▶ [DATA SUPPLIED]
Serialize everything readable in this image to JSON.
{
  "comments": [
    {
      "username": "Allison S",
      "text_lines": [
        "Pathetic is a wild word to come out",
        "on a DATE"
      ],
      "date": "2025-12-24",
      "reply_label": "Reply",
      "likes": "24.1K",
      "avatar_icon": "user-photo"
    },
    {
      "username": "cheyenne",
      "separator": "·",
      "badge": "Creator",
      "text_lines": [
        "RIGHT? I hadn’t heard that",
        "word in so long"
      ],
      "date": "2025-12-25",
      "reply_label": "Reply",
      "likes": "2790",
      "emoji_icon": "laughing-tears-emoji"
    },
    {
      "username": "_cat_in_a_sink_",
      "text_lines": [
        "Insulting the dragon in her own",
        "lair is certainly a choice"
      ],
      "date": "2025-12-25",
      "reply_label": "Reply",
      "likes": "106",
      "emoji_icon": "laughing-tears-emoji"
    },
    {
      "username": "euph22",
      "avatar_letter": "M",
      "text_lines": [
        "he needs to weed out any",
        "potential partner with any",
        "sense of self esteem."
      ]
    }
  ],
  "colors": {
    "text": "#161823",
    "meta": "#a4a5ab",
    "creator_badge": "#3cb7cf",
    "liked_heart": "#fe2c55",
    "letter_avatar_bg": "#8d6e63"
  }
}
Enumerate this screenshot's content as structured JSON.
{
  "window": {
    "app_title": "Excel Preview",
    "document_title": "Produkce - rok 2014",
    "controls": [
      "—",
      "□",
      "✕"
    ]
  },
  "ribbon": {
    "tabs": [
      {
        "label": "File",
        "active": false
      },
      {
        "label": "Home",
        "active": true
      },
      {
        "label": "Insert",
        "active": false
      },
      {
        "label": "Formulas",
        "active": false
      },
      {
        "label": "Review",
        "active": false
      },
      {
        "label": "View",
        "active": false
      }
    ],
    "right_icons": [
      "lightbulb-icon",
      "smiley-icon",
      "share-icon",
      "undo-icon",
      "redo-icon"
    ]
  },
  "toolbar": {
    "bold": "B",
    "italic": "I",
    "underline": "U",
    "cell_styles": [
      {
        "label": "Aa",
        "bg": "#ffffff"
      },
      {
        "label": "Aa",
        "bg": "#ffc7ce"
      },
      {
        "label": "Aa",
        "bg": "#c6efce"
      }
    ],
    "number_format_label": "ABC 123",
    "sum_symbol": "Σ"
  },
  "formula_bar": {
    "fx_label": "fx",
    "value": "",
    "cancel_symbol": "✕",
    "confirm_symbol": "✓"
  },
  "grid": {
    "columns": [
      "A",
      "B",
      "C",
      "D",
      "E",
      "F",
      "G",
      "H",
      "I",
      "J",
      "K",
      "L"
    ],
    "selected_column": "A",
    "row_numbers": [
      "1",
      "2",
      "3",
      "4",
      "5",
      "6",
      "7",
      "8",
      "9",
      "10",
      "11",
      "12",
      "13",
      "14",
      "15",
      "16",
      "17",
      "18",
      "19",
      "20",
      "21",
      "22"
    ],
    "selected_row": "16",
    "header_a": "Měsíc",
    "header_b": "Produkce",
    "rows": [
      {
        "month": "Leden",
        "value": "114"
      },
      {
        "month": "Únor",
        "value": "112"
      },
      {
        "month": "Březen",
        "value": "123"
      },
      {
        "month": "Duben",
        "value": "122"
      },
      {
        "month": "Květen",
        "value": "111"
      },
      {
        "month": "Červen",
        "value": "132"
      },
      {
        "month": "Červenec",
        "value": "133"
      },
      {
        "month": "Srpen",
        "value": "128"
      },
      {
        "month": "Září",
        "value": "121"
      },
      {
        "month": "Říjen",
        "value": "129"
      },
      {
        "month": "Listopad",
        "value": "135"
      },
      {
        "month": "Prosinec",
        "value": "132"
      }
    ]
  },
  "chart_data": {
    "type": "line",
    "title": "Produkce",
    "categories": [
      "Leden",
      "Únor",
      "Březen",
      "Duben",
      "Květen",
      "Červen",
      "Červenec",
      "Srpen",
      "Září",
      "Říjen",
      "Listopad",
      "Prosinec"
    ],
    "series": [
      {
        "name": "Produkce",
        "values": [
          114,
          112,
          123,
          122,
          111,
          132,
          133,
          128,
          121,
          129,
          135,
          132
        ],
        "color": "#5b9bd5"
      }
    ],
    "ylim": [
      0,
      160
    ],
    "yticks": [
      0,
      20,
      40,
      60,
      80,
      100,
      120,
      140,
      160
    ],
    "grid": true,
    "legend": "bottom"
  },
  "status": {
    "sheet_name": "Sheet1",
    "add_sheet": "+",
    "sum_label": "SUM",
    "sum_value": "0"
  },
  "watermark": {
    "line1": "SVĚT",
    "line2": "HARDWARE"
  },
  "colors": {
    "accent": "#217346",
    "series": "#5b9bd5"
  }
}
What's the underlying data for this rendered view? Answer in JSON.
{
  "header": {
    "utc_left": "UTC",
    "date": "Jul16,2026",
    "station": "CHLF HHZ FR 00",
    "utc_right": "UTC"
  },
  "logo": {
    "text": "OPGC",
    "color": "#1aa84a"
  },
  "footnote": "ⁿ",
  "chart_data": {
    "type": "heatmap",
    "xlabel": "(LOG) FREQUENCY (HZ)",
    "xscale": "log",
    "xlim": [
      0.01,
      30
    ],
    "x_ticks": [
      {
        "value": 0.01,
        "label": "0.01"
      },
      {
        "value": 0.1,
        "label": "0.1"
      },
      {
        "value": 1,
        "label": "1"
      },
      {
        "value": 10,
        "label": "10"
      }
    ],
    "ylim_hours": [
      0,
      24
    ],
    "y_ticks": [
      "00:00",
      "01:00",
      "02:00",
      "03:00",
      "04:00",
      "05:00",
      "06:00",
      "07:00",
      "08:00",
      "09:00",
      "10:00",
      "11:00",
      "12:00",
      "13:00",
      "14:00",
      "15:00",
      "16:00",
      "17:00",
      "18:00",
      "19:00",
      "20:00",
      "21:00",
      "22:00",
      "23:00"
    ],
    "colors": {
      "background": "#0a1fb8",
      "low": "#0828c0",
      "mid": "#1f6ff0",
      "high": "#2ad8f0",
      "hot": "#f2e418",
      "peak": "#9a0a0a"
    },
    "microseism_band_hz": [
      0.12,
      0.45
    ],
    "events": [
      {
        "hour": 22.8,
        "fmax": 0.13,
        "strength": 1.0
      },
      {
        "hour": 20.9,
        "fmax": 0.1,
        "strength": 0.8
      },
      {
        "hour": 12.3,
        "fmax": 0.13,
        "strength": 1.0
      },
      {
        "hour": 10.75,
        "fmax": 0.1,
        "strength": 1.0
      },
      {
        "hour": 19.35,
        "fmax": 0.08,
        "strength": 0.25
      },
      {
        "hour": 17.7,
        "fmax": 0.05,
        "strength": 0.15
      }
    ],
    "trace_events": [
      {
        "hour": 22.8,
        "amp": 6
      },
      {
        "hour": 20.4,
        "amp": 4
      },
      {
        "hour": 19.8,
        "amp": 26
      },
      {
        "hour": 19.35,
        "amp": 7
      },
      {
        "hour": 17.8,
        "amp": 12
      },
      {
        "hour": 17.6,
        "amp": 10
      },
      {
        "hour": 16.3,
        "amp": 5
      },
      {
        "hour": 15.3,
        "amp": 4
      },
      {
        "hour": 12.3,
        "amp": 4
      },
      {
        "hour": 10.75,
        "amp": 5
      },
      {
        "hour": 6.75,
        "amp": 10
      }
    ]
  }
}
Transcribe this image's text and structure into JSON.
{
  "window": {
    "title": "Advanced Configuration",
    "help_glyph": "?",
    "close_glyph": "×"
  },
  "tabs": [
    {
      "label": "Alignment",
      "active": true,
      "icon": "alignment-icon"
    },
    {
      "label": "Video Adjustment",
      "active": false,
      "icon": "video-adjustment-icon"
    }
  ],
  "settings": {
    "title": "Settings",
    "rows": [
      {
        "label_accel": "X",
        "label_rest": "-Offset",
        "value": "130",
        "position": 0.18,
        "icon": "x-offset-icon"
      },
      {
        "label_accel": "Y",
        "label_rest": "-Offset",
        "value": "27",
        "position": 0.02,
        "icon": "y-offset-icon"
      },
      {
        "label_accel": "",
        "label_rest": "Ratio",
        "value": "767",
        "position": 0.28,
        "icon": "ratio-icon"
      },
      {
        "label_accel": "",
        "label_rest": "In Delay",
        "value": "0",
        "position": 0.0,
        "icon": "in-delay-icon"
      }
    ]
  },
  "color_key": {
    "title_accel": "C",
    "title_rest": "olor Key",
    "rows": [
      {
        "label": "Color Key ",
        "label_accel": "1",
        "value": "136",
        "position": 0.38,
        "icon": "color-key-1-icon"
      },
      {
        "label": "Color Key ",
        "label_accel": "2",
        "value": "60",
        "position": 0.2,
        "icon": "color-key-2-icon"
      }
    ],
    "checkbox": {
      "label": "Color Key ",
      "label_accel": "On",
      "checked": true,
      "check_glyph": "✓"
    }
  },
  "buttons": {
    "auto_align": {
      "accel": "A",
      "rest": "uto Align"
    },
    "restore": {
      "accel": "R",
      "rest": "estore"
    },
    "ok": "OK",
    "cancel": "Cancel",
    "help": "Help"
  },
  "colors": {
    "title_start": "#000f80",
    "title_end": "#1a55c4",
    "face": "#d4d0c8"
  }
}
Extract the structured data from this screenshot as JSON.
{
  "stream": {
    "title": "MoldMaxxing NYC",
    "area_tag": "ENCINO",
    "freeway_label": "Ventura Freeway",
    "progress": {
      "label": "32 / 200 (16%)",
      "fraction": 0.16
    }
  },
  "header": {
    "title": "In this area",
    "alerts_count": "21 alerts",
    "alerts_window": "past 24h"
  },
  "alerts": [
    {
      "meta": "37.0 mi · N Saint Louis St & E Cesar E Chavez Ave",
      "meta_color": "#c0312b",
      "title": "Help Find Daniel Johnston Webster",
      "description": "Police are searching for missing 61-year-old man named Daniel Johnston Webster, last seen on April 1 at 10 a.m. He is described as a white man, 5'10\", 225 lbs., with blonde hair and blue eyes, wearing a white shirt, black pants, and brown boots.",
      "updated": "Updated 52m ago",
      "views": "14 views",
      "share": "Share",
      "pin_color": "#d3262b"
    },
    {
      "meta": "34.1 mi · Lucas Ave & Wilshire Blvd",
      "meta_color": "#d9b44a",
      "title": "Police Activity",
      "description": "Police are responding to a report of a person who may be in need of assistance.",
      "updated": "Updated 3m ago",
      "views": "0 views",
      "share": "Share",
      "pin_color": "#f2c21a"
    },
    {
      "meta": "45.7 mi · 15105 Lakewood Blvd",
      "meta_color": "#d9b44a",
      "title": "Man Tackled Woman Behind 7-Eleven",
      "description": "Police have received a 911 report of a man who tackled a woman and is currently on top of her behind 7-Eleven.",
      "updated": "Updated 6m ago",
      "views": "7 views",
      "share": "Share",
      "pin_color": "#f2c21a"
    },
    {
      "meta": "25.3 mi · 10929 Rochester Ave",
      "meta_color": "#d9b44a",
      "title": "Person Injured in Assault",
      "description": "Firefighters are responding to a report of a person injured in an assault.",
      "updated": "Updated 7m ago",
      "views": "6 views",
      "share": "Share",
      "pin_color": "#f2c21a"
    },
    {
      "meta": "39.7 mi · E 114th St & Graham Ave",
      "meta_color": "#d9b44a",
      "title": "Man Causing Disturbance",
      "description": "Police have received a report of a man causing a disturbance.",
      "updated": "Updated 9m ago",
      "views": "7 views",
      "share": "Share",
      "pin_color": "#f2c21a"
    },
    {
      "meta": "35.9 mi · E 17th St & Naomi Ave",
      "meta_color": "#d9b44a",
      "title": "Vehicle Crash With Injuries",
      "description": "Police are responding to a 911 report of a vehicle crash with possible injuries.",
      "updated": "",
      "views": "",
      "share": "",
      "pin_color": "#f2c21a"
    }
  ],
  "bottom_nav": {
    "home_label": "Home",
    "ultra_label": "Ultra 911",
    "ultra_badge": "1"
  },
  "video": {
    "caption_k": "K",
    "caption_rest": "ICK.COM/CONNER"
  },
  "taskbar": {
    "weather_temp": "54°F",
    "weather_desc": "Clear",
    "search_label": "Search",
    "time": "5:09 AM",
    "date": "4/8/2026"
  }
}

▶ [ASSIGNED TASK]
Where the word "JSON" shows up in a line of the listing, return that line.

▶ [RESPONSE TO THE EXERCISE]
Serialize everything readable in this image to JSON.
Enumerate this screenshot's content as structured JSON.
What's the underlying data for this rendered view? Answer in JSON.
Transcribe this image's text and structure into JSON.
Extract the structured data from this screenshot as JSON.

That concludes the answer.